Dataset rows for apps and sites
# # # # # # #

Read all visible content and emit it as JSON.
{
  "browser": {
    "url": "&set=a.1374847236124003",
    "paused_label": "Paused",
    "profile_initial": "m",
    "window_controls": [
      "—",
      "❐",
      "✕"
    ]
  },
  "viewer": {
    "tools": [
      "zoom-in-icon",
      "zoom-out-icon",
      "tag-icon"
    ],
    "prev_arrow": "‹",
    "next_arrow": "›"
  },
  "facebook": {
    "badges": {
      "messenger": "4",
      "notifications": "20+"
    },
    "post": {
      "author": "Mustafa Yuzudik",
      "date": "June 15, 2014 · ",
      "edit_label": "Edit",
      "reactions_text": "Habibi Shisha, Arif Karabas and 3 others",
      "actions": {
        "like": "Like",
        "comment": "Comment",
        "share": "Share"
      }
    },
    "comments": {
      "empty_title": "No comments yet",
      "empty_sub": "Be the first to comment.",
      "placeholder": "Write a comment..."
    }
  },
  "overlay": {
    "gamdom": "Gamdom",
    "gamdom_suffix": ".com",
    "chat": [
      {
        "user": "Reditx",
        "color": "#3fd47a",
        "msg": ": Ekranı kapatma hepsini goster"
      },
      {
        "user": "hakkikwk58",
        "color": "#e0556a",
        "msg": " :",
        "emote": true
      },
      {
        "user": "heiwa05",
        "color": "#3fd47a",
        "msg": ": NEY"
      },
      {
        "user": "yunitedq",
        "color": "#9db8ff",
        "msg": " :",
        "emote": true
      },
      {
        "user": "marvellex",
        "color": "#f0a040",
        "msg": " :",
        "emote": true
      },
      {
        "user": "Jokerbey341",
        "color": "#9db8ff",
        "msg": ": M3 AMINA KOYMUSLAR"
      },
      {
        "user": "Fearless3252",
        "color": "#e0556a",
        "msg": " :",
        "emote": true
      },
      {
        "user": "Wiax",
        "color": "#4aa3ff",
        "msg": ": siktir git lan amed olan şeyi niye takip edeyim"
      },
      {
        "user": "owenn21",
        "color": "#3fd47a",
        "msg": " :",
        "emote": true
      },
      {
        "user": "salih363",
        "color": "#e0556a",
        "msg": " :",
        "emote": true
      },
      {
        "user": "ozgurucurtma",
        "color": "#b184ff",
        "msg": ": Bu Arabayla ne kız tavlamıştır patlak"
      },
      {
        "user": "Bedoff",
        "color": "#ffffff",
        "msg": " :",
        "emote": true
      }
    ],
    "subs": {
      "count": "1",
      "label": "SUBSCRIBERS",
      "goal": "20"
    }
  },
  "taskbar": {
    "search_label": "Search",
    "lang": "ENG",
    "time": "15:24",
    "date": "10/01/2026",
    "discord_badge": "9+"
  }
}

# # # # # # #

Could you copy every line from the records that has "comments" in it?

    "comments": {
      "empty_title": "No comments yet",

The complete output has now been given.